(Entries from a dataset of interfaces)

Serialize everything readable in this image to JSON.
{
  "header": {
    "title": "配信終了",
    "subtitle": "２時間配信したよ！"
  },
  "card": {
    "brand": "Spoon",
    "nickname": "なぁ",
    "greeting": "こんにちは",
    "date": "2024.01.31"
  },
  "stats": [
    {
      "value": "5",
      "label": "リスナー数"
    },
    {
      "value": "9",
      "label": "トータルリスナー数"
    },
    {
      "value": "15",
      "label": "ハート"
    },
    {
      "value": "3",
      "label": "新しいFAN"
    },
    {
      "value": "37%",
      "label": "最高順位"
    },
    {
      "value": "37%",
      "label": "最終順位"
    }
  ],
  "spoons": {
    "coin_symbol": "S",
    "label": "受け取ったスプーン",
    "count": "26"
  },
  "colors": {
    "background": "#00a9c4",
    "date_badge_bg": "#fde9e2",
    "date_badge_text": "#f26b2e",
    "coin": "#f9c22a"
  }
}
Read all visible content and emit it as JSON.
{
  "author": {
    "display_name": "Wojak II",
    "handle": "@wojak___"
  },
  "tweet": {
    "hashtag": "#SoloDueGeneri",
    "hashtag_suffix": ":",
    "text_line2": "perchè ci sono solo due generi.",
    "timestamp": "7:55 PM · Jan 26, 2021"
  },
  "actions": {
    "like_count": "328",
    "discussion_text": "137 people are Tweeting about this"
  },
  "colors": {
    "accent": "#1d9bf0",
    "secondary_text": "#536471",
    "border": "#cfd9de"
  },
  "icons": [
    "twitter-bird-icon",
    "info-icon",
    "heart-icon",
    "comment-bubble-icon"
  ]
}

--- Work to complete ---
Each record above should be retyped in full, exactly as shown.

--- Output below ---
Serialize everything readable in this image to JSON.
{
  "header": {
    "title": "配信終了",
    "subtitle": "２時間配信したよ！"
  },
  "card": {
    "brand": "Spoon",
    "nickname": "なぁ",
    "greeting": "こんにちは",
    "date": "2024.01.31"
  },
  "stats": [
    {
      "value": "5",
      "label": "リスナー数"
    },
    {
      "value": "9",
      "label": "トータルリスナー数"
    },
    {
      "value": "15",
      "label": "ハート"
    },
    {
      "value": "3",
      "label": "新しいFAN"
    },
    {
      "value": "37%",
      "label": "最高順位"
    },
    {
      "value": "37%",
      "label": "最終順位"
    }
  ],
  "spoons": {
    "coin_symbol": "S",
    "label": "受け取ったスプーン",
    "count": "26"
  },
  "colors": {
    "background": "#00a9c4",
    "date_badge_bg": "#fde9e2",
    "date_badge_text": "#f26b2e",
    "coin": "#f9c22a"
  }
}
Read all visible content and emit it as JSON.
{
  "author": {
    "display_name": "Wojak II",
    "handle": "@wojak___"
  },
  "tweet": {
    "hashtag": "#SoloDueGeneri",
    "hashtag_suffix": ":",
    "text_line2": "perchè ci sono solo due generi.",
    "timestamp": "7:55 PM · Jan 26, 2021"
  },
  "actions": {
    "like_count": "328",
    "discussion_text": "137 people are Tweeting about this"
  },
  "colors": {
    "accent": "#1d9bf0",
    "secondary_text": "#536471",
    "border": "#cfd9de"
  },
  "icons": [
    "twitter-bird-icon",
    "info-icon",
    "heart-icon",
    "comment-bubble-icon"
  ]
}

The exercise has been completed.